## Exercise instructions:
Please count the lines in the records below that include the word "heading" and report only the total.

## Data provided:
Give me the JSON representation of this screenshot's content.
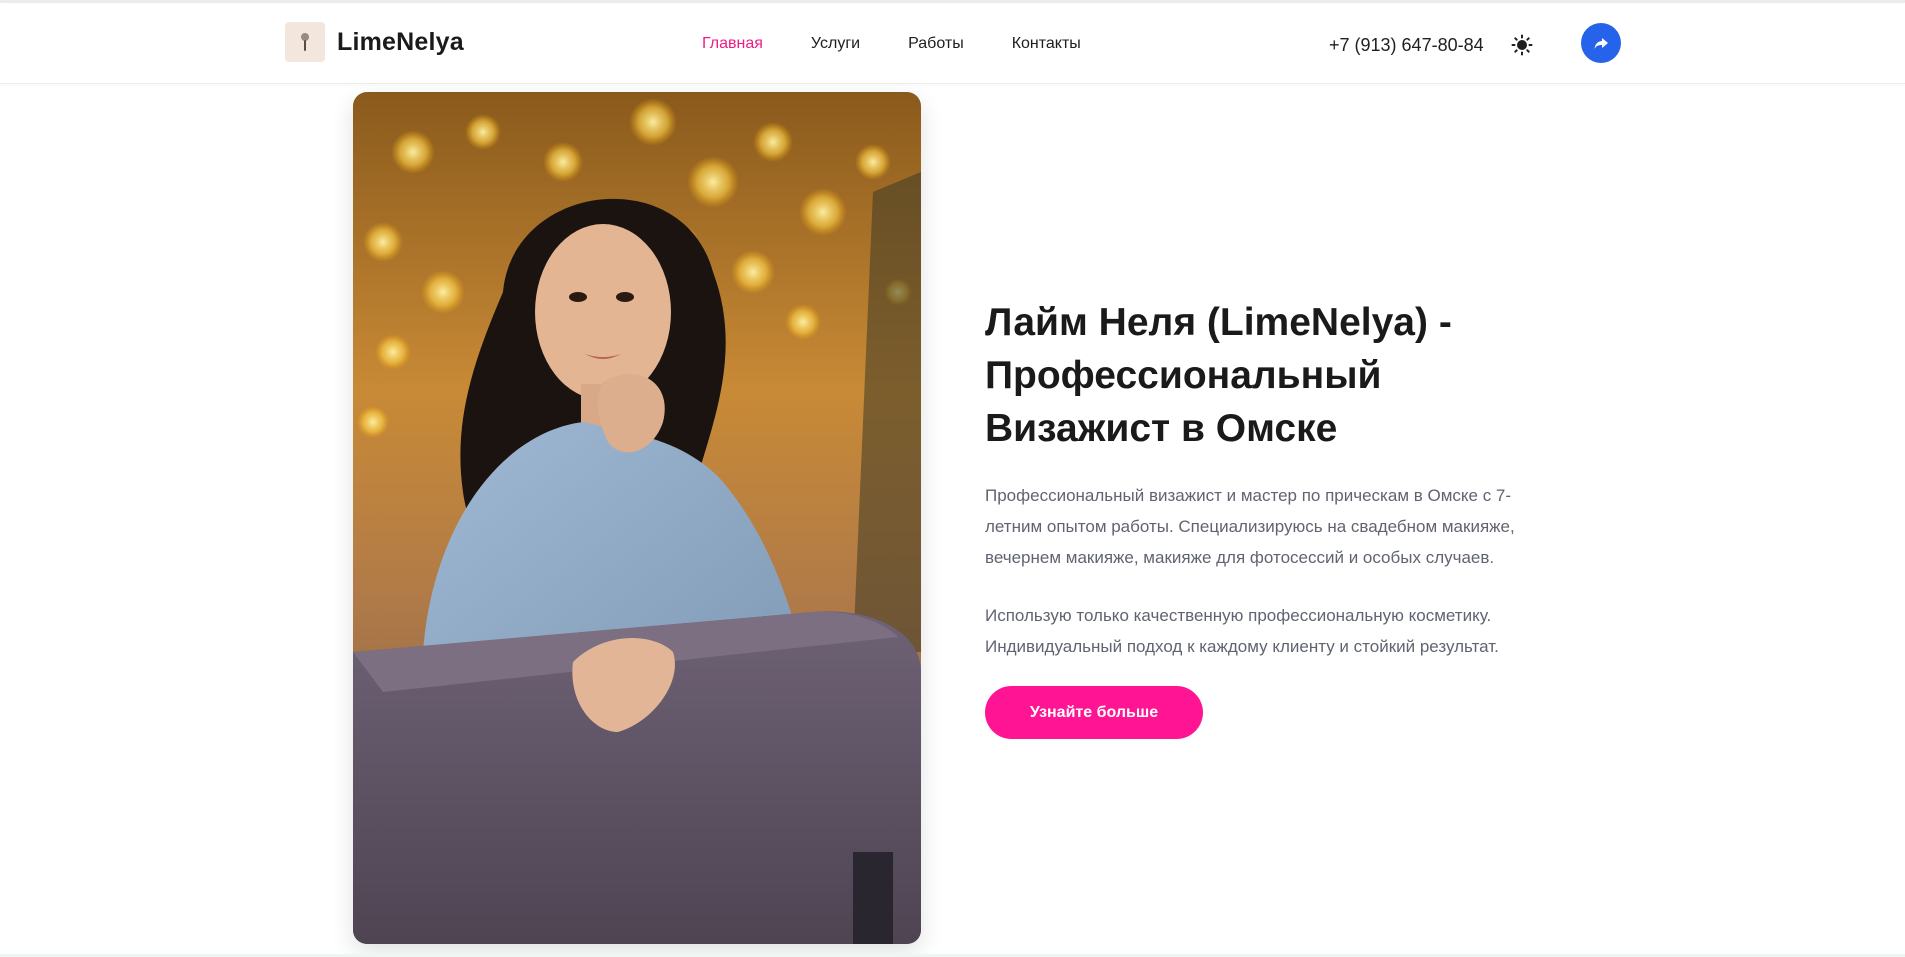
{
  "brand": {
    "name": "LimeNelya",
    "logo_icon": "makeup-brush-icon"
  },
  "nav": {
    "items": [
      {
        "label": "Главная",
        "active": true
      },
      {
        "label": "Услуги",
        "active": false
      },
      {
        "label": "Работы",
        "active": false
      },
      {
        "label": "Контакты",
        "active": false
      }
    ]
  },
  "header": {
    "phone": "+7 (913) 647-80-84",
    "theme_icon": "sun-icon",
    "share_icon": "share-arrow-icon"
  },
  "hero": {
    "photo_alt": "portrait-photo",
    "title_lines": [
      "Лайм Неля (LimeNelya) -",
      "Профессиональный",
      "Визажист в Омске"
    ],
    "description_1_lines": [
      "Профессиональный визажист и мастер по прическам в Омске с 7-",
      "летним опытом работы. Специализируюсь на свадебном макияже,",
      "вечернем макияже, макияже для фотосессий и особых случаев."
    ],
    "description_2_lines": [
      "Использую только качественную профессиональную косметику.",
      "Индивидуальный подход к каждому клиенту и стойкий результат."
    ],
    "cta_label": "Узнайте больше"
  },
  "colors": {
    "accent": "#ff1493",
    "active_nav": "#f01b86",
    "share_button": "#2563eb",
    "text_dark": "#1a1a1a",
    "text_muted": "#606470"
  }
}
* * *
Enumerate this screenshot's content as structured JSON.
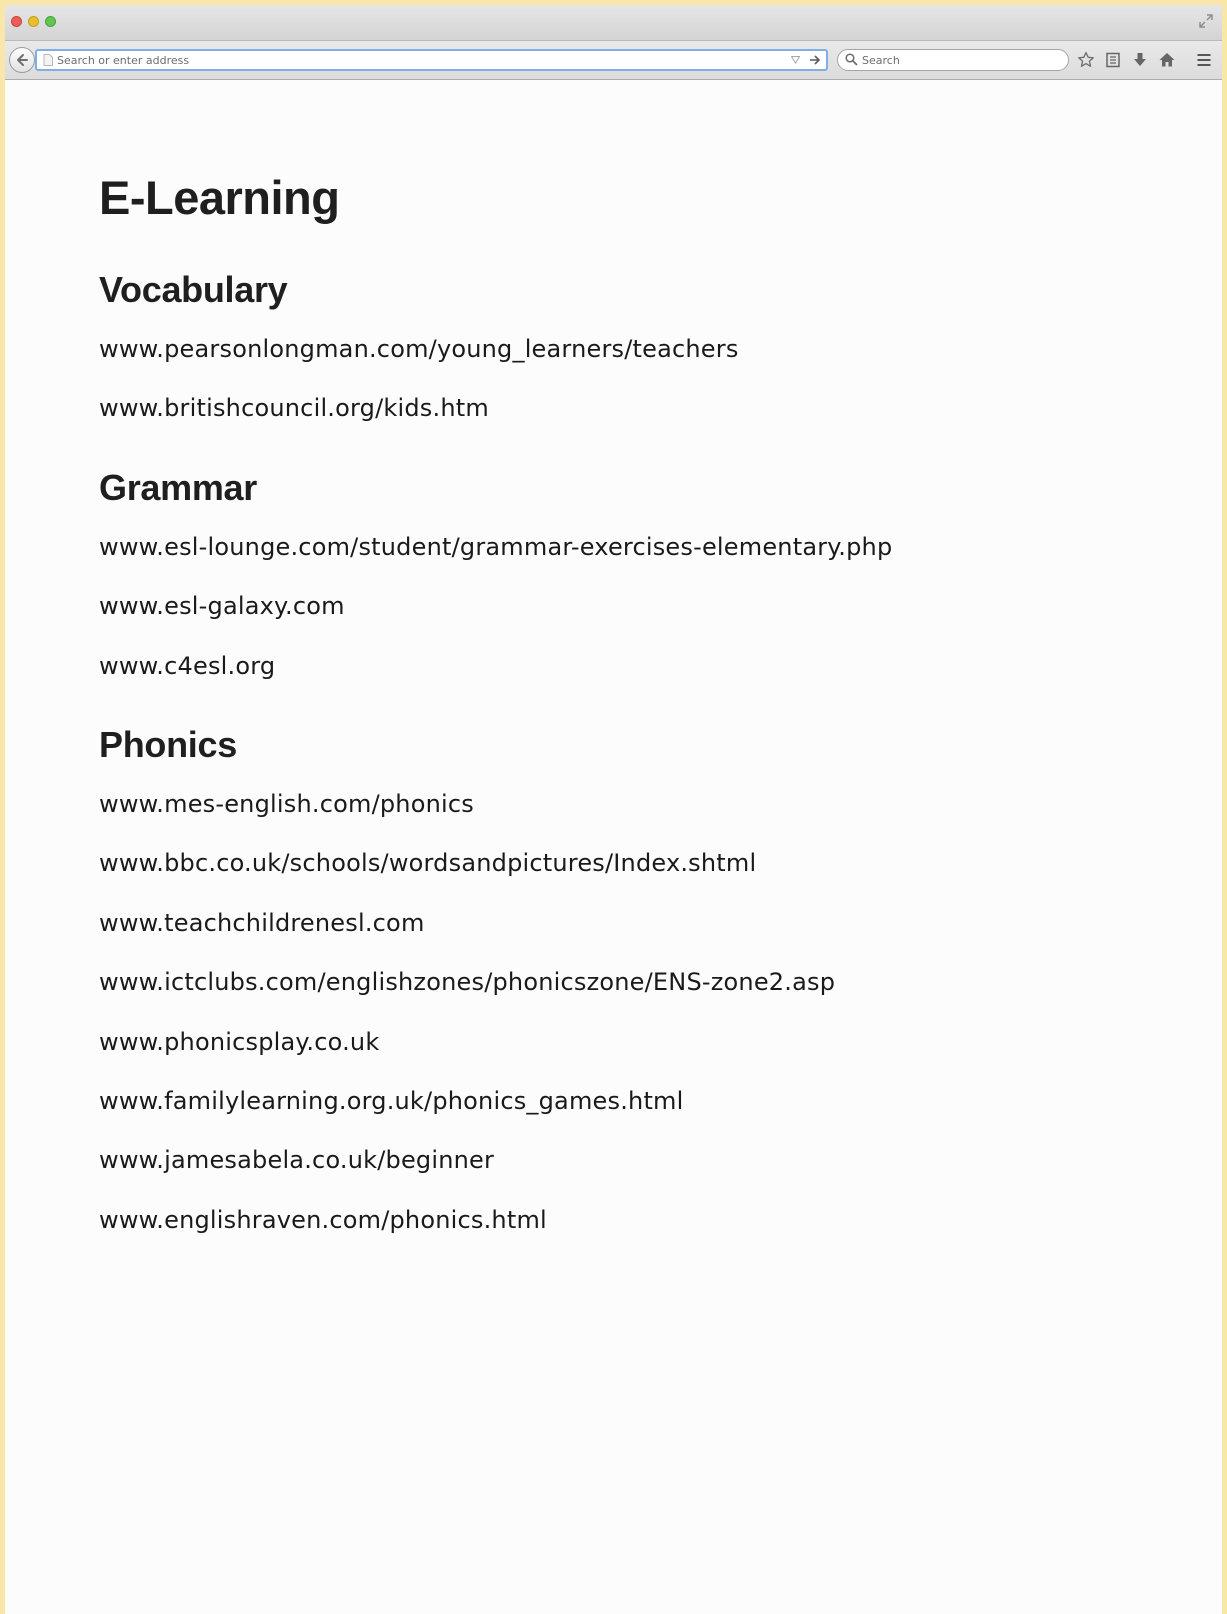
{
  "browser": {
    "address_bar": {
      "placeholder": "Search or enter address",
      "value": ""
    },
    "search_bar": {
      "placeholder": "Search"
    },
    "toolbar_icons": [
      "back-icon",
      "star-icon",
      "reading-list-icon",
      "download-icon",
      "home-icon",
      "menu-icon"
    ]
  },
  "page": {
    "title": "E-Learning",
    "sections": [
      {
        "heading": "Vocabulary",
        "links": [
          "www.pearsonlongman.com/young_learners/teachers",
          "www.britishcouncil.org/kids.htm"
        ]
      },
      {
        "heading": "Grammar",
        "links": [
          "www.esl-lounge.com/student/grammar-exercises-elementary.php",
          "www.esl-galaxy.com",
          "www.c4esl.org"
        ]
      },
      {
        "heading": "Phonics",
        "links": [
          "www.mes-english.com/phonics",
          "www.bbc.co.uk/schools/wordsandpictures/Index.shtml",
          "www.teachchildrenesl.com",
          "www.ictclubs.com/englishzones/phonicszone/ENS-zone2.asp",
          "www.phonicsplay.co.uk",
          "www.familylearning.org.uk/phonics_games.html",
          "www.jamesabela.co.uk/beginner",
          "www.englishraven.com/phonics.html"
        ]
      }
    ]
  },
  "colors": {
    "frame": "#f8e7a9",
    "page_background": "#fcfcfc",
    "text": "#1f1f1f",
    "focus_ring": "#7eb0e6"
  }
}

## Problem solution:
3